Exercise requirements:
Read the entries below and pull out each line with the string "badge".
*** Opening of Data for review ***
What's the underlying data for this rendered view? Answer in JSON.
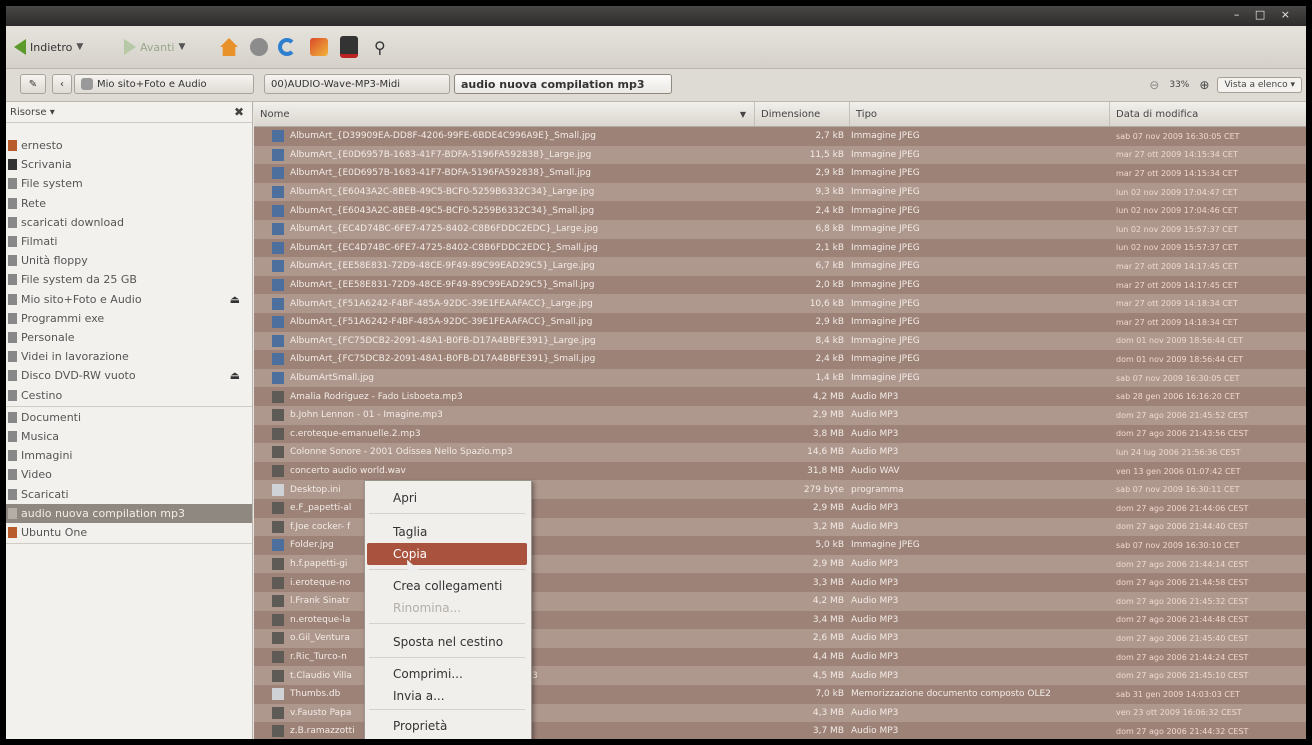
{
  "toolbar": {
    "back_label": "Indietro",
    "forward_label": "Avanti"
  },
  "window_controls": "– □ ×",
  "breadcrumbs": [
    "Mio sito+Foto e Audio",
    "00)AUDIO-Wave-MP3-Midi",
    "audio nuova compilation mp3"
  ],
  "zoom": {
    "level": "33%",
    "view": "Vista a elenco"
  },
  "sidebar": {
    "header": "Risorse",
    "items": [
      "ernesto",
      "Scrivania",
      "File system",
      "Rete",
      "scaricati download",
      "Filmati",
      "Unità floppy",
      "File system da 25 GB",
      "Mio sito+Foto e Audio",
      "Programmi exe",
      "Personale",
      "Videi in lavorazione",
      "Disco DVD-RW vuoto",
      "Cestino",
      "Documenti",
      "Musica",
      "Immagini",
      "Video",
      "Scaricati",
      "audio nuova compilation mp3",
      "Ubuntu One"
    ]
  },
  "columns": {
    "name": "Nome",
    "size": "Dimensione",
    "type": "Tipo",
    "date": "Data di modifica"
  },
  "files": [
    {
      "name": "AlbumArt_{D39909EA-DD8F-4206-99FE-6BDE4C996A9E}_Small.jpg",
      "size": "2,7 kB",
      "type": "Immagine JPEG",
      "date": "sab 07 nov 2009 16:30:05 CET"
    },
    {
      "name": "AlbumArt_{E0D6957B-1683-41F7-BDFA-5196FA592838}_Large.jpg",
      "size": "11,5 kB",
      "type": "Immagine JPEG",
      "date": "mar 27 ott 2009 14:15:34 CET"
    },
    {
      "name": "AlbumArt_{E0D6957B-1683-41F7-BDFA-5196FA592838}_Small.jpg",
      "size": "2,9 kB",
      "type": "Immagine JPEG",
      "date": "mar 27 ott 2009 14:15:34 CET"
    },
    {
      "name": "AlbumArt_{E6043A2C-8BEB-49C5-BCF0-5259B6332C34}_Large.jpg",
      "size": "9,3 kB",
      "type": "Immagine JPEG",
      "date": "lun 02 nov 2009 17:04:47 CET"
    },
    {
      "name": "AlbumArt_{E6043A2C-8BEB-49C5-BCF0-5259B6332C34}_Small.jpg",
      "size": "2,4 kB",
      "type": "Immagine JPEG",
      "date": "lun 02 nov 2009 17:04:46 CET"
    },
    {
      "name": "AlbumArt_{EC4D74BC-6FE7-4725-8402-C8B6FDDC2EDC}_Large.jpg",
      "size": "6,8 kB",
      "type": "Immagine JPEG",
      "date": "lun 02 nov 2009 15:57:37 CET"
    },
    {
      "name": "AlbumArt_{EC4D74BC-6FE7-4725-8402-C8B6FDDC2EDC}_Small.jpg",
      "size": "2,1 kB",
      "type": "Immagine JPEG",
      "date": "lun 02 nov 2009 15:57:37 CET"
    },
    {
      "name": "AlbumArt_{EE58E831-72D9-48CE-9F49-89C99EAD29C5}_Large.jpg",
      "size": "6,7 kB",
      "type": "Immagine JPEG",
      "date": "mar 27 ott 2009 14:17:45 CET"
    },
    {
      "name": "AlbumArt_{EE58E831-72D9-48CE-9F49-89C99EAD29C5}_Small.jpg",
      "size": "2,0 kB",
      "type": "Immagine JPEG",
      "date": "mar 27 ott 2009 14:17:45 CET"
    },
    {
      "name": "AlbumArt_{F51A6242-F4BF-485A-92DC-39E1FEAAFACC}_Large.jpg",
      "size": "10,6 kB",
      "type": "Immagine JPEG",
      "date": "mar 27 ott 2009 14:18:34 CET"
    },
    {
      "name": "AlbumArt_{F51A6242-F4BF-485A-92DC-39E1FEAAFACC}_Small.jpg",
      "size": "2,9 kB",
      "type": "Immagine JPEG",
      "date": "mar 27 ott 2009 14:18:34 CET"
    },
    {
      "name": "AlbumArt_{FC75DCB2-2091-48A1-B0FB-D17A4BBFE391}_Large.jpg",
      "size": "8,4 kB",
      "type": "Immagine JPEG",
      "date": "dom 01 nov 2009 18:56:44 CET"
    },
    {
      "name": "AlbumArt_{FC75DCB2-2091-48A1-B0FB-D17A4BBFE391}_Small.jpg",
      "size": "2,4 kB",
      "type": "Immagine JPEG",
      "date": "dom 01 nov 2009 18:56:44 CET"
    },
    {
      "name": "AlbumArtSmall.jpg",
      "size": "1,4 kB",
      "type": "Immagine JPEG",
      "date": "sab 07 nov 2009 16:30:05 CET"
    },
    {
      "name": "Amalia Rodriguez - Fado Lisboeta.mp3",
      "size": "4,2 MB",
      "type": "Audio MP3",
      "date": "sab 28 gen 2006 16:16:20 CET"
    },
    {
      "name": "b.John Lennon - 01 - Imagine.mp3",
      "size": "2,9 MB",
      "type": "Audio MP3",
      "date": "dom 27 ago 2006 21:45:52 CEST"
    },
    {
      "name": "c.eroteque-emanuelle.2.mp3",
      "size": "3,8 MB",
      "type": "Audio MP3",
      "date": "dom 27 ago 2006 21:43:56 CEST"
    },
    {
      "name": "Colonne Sonore - 2001 Odissea Nello Spazio.mp3",
      "size": "14,6 MB",
      "type": "Audio MP3",
      "date": "lun 24 lug 2006 21:56:36 CEST"
    },
    {
      "name": "concerto audio world.wav",
      "size": "31,8 MB",
      "type": "Audio WAV",
      "date": "ven 13 gen 2006 01:07:42 CET"
    },
    {
      "name": "Desktop.ini",
      "size": "279 byte",
      "type": "programma",
      "date": "sab 07 nov 2009 16:30:11 CET"
    },
    {
      "name": "e.F_papetti-al",
      "size": "2,9 MB",
      "type": "Audio MP3",
      "date": "dom 27 ago 2006 21:44:06 CEST"
    },
    {
      "name": "f.Joe cocker- f",
      "size": "3,2 MB",
      "type": "Audio MP3",
      "date": "dom 27 ago 2006 21:44:40 CEST"
    },
    {
      "name": "Folder.jpg",
      "size": "5,0 kB",
      "type": "Immagine JPEG",
      "date": "sab 07 nov 2009 16:30:10 CET"
    },
    {
      "name": "h.f.papetti-gi",
      "size": "2,9 MB",
      "type": "Audio MP3",
      "date": "dom 27 ago 2006 21:44:14 CEST"
    },
    {
      "name": "i.eroteque-no",
      "size": "3,3 MB",
      "type": "Audio MP3",
      "date": "dom 27 ago 2006 21:44:58 CEST"
    },
    {
      "name": "l.Frank Sinatr",
      "size": "4,2 MB",
      "type": "Audio MP3",
      "date": "dom 27 ago 2006 21:45:32 CEST"
    },
    {
      "name": "n.eroteque-la",
      "size": "3,4 MB",
      "type": "Audio MP3",
      "date": "dom 27 ago 2006 21:44:48 CEST"
    },
    {
      "name": "o.Gil_Ventura",
      "size": "2,6 MB",
      "type": "Audio MP3",
      "date": "dom 27 ago 2006 21:45:40 CEST"
    },
    {
      "name": "r.Ric_Turco-n",
      "size": "4,4 MB",
      "type": "Audio MP3",
      "date": "dom 27 ago 2006 21:44:24 CEST"
    },
    {
      "name": "t.Claudio Villa",
      "name_tail": "3",
      "size": "4,5 MB",
      "type": "Audio MP3",
      "date": "dom 27 ago 2006 21:45:10 CEST"
    },
    {
      "name": "Thumbs.db",
      "size": "7,0 kB",
      "type": "Memorizzazione documento composto OLE2",
      "date": "sab 31 gen 2009 14:03:03 CET"
    },
    {
      "name": "v.Fausto Papa",
      "size": "4,3 MB",
      "type": "Audio MP3",
      "date": "ven 23 ott 2009 16:06:32 CEST"
    },
    {
      "name": "z.B.ramazzotti",
      "size": "3,7 MB",
      "type": "Audio MP3",
      "date": "dom 27 ago 2006 21:44:32 CEST"
    }
  ],
  "context_menu": [
    "Apri",
    "Taglia",
    "Copia",
    "Crea collegamenti",
    "Rinomina...",
    "Sposta nel cestino",
    "Comprimi...",
    "Invia a...",
    "Proprietà"
  ]
}
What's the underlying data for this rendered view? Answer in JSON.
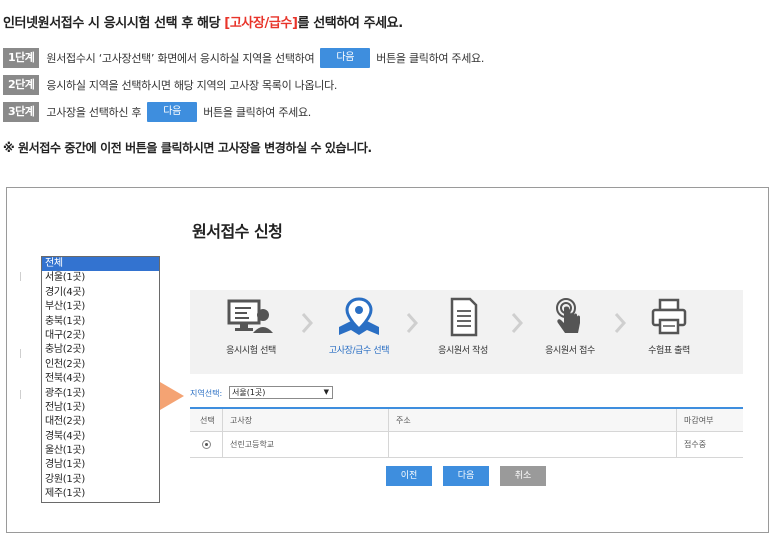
{
  "instructions": {
    "headline_pre": "인터넷원서접수 시 응시시험 선택 후 해당 ",
    "headline_highlight": "[고사장/급수]",
    "headline_post": "를 선택하여 주세요.",
    "steps": [
      {
        "badge": "1단계",
        "pre": "원서접수시 ‘고사장선택’ 화면에서 응시하실 지역을 선택하여",
        "button": "다음",
        "post": "버튼을 클릭하여 주세요."
      },
      {
        "badge": "2단계",
        "pre": "응시하실 지역을 선택하시면 해당 지역의 고사장 목록이 나옵니다.",
        "button": "",
        "post": ""
      },
      {
        "badge": "3단계",
        "pre": "고사장을 선택하신 후",
        "button": "다음",
        "post": "버튼을 클릭하여 주세요."
      }
    ],
    "note": "※ 원서접수 중간에 이전 버튼을 클릭하시면 고사장을 변경하실 수 있습니다."
  },
  "app": {
    "title": "원서접수 신청",
    "process_steps": [
      {
        "label": "응시시험 선택",
        "icon": "computer-user-icon"
      },
      {
        "label": "고사장/급수 선택",
        "icon": "map-pin-icon",
        "active": true
      },
      {
        "label": "응시원서 작성",
        "icon": "document-icon"
      },
      {
        "label": "응시원서 접수",
        "icon": "touch-hand-icon"
      },
      {
        "label": "수험표 출력",
        "icon": "printer-icon"
      }
    ],
    "region": {
      "label": "지역선택:",
      "selected": "서울(1곳)"
    },
    "table": {
      "headers": [
        "선택",
        "고사장",
        "주소",
        "마감여부"
      ],
      "rows": [
        {
          "name": "선린고등학교",
          "address": "",
          "status": "접수중"
        }
      ]
    },
    "buttons": {
      "prev": "이전",
      "next": "다음",
      "cancel": "취소"
    },
    "dropdown_options": [
      "전체",
      "서울(1곳)",
      "경기(4곳)",
      "부산(1곳)",
      "충북(1곳)",
      "대구(2곳)",
      "충남(2곳)",
      "인천(2곳)",
      "전북(4곳)",
      "광주(1곳)",
      "전남(1곳)",
      "대전(2곳)",
      "경북(4곳)",
      "울산(1곳)",
      "경남(1곳)",
      "강원(1곳)",
      "제주(1곳)"
    ],
    "dropdown_highlighted": "전체"
  },
  "colors": {
    "accent": "#3e8ede",
    "highlight_text": "#e8342a",
    "arrow": "#f4a373",
    "badge": "#8a8a8a"
  }
}
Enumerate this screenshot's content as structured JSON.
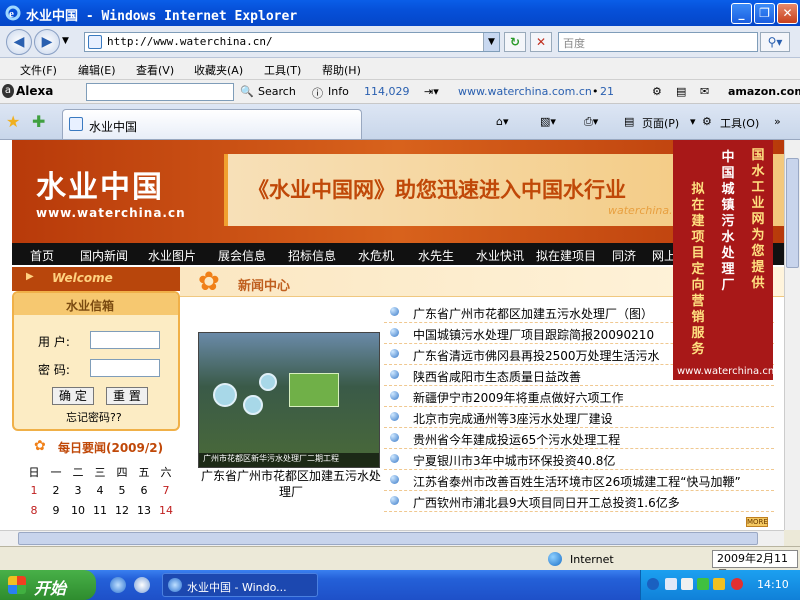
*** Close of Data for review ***
Problem solution:
        "badge": "1단계",
        "badge": "2단계",
        "badge": "3단계",
    "badge": "#8a8a8a"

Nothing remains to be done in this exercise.